0
\$\begingroup\$

I am new to the bus bar concept. Can anyone please guide me how to calculate the temperature of copper bus bar when current flowing through it is 600A for 10mins.

Should it be this way: Power, P = IlIlR ; R = p*l/A Can you guide me for the rest???

Thanks in advance!!!

\$\endgroup\$
  • 4
    \$\begingroup\$ You also need to know how much heat will be transferred away from the bus bar, as a function of its temperature. \$\endgroup\$ – The Photon Jul 2 '17 at 15:47
2
\$\begingroup\$

There is no simple "first principles" formula for this. You can make a fairly good calculation of power input (I^2*R) but that is only half the equation. The power dissipated to the environment depends a many factors including the shape and orientation of the bus bar, what it is connected to, how the vents on your enclosure are oriented, and whether or not you have a cooling fan.

Electrical codes and engineering texts will have "rules of thumb" for different operating conditions. These are designed to be conservative and safe under most conditions, and therefore do not need to capture the full range of effects.

If those guidelines or other rough estimates aren't good enough you basically have two choices: build the system and measure it or do a simulation with something like COMSOL.

\$\endgroup\$
1
\$\begingroup\$

Copper has a thermal time constant of 9,600 seconds for a cubic meter. For 0.1meter, ThermalTC is 100X faster. For 0.01 meter, ThermalTC is another 100X faster, thus 0.96 seconds. With 1cm being a sizable bussbar thickness, we now know the BB will temperature-stabilize within some few seconds.

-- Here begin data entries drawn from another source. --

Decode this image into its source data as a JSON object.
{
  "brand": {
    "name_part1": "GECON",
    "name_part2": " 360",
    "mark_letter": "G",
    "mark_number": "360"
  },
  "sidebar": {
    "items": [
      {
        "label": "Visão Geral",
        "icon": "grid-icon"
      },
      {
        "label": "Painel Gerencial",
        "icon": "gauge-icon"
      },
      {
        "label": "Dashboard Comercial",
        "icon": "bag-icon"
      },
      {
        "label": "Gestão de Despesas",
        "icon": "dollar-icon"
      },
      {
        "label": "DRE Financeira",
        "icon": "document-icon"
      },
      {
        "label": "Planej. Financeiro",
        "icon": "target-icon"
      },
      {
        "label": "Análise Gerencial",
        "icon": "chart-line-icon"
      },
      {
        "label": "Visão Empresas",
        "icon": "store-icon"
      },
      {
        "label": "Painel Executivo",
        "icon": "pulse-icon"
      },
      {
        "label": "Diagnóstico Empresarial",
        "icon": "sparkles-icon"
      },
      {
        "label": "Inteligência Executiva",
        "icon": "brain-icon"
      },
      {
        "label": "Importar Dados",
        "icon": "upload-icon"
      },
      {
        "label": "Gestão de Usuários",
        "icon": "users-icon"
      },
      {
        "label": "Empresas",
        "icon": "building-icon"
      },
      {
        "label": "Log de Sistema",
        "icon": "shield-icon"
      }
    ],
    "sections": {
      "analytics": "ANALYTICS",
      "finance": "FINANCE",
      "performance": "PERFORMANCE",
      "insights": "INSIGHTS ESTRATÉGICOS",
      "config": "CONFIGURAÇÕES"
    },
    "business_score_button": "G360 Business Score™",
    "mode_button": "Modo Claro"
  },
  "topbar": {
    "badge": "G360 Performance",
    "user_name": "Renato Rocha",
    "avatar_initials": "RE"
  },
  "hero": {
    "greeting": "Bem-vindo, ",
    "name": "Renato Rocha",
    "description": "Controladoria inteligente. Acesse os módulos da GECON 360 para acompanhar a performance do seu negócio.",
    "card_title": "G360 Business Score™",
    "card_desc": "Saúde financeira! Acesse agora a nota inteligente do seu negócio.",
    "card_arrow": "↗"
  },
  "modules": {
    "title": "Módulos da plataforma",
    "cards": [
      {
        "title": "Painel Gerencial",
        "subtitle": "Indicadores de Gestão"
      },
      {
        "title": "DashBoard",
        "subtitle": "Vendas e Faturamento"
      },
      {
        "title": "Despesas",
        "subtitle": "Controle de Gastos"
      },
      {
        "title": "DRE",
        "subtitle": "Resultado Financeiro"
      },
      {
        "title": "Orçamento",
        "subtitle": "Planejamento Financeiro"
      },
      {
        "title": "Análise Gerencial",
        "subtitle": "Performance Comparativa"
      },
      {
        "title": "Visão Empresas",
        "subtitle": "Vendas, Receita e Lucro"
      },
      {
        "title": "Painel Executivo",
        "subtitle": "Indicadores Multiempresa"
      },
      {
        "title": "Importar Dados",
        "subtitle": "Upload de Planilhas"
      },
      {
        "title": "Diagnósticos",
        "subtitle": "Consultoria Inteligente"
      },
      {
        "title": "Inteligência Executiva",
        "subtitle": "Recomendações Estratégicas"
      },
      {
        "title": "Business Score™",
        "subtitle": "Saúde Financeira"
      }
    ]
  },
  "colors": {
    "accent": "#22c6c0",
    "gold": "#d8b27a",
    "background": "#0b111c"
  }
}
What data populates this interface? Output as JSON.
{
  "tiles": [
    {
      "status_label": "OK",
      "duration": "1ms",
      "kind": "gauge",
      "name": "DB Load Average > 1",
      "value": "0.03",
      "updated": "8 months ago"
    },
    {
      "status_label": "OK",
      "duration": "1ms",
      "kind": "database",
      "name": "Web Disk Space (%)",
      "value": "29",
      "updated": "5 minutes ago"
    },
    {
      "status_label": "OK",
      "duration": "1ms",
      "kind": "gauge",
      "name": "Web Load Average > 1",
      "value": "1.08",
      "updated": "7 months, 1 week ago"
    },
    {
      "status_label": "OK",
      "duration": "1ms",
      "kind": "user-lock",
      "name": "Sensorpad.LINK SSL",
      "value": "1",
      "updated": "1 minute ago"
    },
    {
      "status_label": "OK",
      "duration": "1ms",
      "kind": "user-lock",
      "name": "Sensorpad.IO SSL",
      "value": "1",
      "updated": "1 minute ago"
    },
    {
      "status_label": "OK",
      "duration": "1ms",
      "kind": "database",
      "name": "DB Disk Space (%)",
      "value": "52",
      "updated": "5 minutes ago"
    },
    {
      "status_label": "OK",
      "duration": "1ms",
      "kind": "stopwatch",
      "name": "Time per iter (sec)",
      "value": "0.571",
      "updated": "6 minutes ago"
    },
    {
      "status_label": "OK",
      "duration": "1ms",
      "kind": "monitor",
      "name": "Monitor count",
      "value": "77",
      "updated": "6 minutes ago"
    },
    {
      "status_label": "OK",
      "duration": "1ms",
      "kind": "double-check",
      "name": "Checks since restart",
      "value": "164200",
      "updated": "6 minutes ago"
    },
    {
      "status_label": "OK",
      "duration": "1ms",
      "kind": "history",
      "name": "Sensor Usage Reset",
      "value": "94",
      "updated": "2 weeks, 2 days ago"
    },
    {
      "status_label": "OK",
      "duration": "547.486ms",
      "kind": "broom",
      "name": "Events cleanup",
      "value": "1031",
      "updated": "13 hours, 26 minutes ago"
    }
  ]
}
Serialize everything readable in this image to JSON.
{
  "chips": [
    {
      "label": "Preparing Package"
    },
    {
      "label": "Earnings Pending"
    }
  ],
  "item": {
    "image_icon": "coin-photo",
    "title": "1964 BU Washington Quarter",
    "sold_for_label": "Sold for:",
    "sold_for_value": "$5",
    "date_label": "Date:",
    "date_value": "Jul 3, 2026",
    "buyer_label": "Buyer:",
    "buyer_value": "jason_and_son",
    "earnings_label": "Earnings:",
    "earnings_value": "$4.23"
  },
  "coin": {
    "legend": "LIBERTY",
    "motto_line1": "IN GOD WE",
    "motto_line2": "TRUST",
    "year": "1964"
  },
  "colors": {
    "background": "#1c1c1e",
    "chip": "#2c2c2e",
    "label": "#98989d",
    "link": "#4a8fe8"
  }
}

The volume of the bussbar is needed, so you know the heat-storage ability of the copper.

You already have the other equations.

Assume one milliohm resistance, at 600 amps. That is 3,600 watts.

In 1 meter long bussbar of width 10cm and thickness 1cm, I'd expect one degree per second temperature rise.

\$\endgroup\$
  • \$\begingroup\$ Also, it would be a good idea to factor in the increase in resistance with temperature - does "positive feedback" ring a bell? \$\endgroup\$ – WhatRoughBeast Jul 2 '17 at 18:18
  • \$\begingroup\$ Yeap ---- copper has 0.4%/degree Centigrade positive temperature coefficient. Causes trouble for gain-stability of non-inverting opamp circuits, with Ground (and the spreading resistance) used in series with the Rg resistor. \$\endgroup\$ – analogsystemsrf Jul 2 '17 at 20:20

Your Answer

By clicking “Post Your Answer”, you agree to our terms of service, privacy policy and cookie policy

Not the answer you're looking for? Browse other questions tagged or ask your own question.